(Recorded data)
....

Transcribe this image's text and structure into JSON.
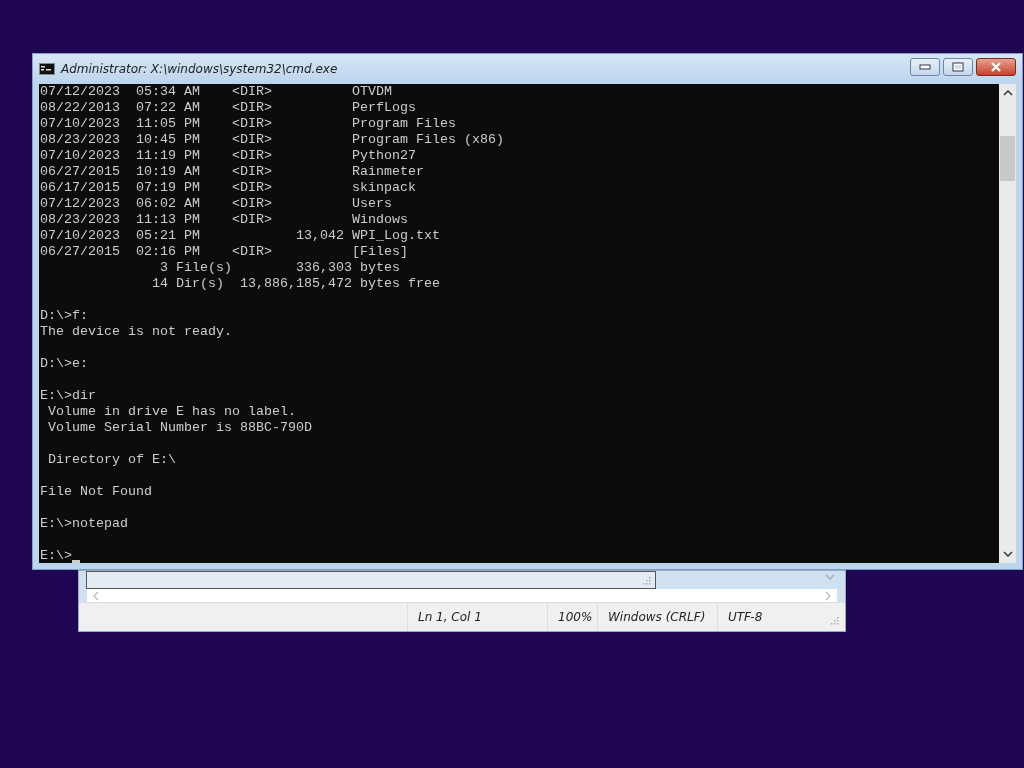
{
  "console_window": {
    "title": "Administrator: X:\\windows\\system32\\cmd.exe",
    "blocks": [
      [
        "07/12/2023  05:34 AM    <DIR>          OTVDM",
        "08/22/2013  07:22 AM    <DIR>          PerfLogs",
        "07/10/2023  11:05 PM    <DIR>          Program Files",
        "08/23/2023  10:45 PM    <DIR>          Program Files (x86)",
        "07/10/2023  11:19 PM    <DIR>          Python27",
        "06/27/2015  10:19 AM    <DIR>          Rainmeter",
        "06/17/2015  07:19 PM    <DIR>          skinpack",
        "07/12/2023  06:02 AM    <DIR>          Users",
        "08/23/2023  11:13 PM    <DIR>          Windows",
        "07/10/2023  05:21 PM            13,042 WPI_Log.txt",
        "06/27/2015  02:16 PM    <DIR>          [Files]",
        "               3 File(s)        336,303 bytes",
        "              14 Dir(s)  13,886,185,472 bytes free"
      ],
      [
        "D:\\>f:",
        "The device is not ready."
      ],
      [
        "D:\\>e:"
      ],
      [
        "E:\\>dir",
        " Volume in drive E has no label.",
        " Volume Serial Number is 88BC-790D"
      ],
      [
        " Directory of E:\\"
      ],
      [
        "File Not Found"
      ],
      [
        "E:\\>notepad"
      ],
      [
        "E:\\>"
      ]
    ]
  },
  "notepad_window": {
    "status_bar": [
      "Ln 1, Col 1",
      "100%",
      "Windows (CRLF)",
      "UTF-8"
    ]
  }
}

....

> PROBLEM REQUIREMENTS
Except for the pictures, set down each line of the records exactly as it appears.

> FINAL ANSWER
Transcribe this image's text and structure into JSON.
{
  "console_window": {
    "title": "Administrator: X:\\windows\\system32\\cmd.exe",
    "blocks": [
      [
        "07/12/2023  05:34 AM    <DIR>          OTVDM",
        "08/22/2013  07:22 AM    <DIR>          PerfLogs",
        "07/10/2023  11:05 PM    <DIR>          Program Files",
        "08/23/2023  10:45 PM    <DIR>          Program Files (x86)",
        "07/10/2023  11:19 PM    <DIR>          Python27",
        "06/27/2015  10:19 AM    <DIR>          Rainmeter",
        "06/17/2015  07:19 PM    <DIR>          skinpack",
        "07/12/2023  06:02 AM    <DIR>          Users",
        "08/23/2023  11:13 PM    <DIR>          Windows",
        "07/10/2023  05:21 PM            13,042 WPI_Log.txt",
        "06/27/2015  02:16 PM    <DIR>          [Files]",
        "               3 File(s)        336,303 bytes",
        "              14 Dir(s)  13,886,185,472 bytes free"
      ],
      [
        "D:\\>f:",
        "The device is not ready."
      ],
      [
        "D:\\>e:"
      ],
      [
        "E:\\>dir",
        " Volume in drive E has no label.",
        " Volume Serial Number is 88BC-790D"
      ],
      [
        " Directory of E:\\"
      ],
      [
        "File Not Found"
      ],
      [
        "E:\\>notepad"
      ],
      [
        "E:\\>"
      ]
    ]
  },
  "notepad_window": {
    "status_bar": [
      "Ln 1, Col 1",
      "100%",
      "Windows (CRLF)",
      "UTF-8"
    ]
  }
}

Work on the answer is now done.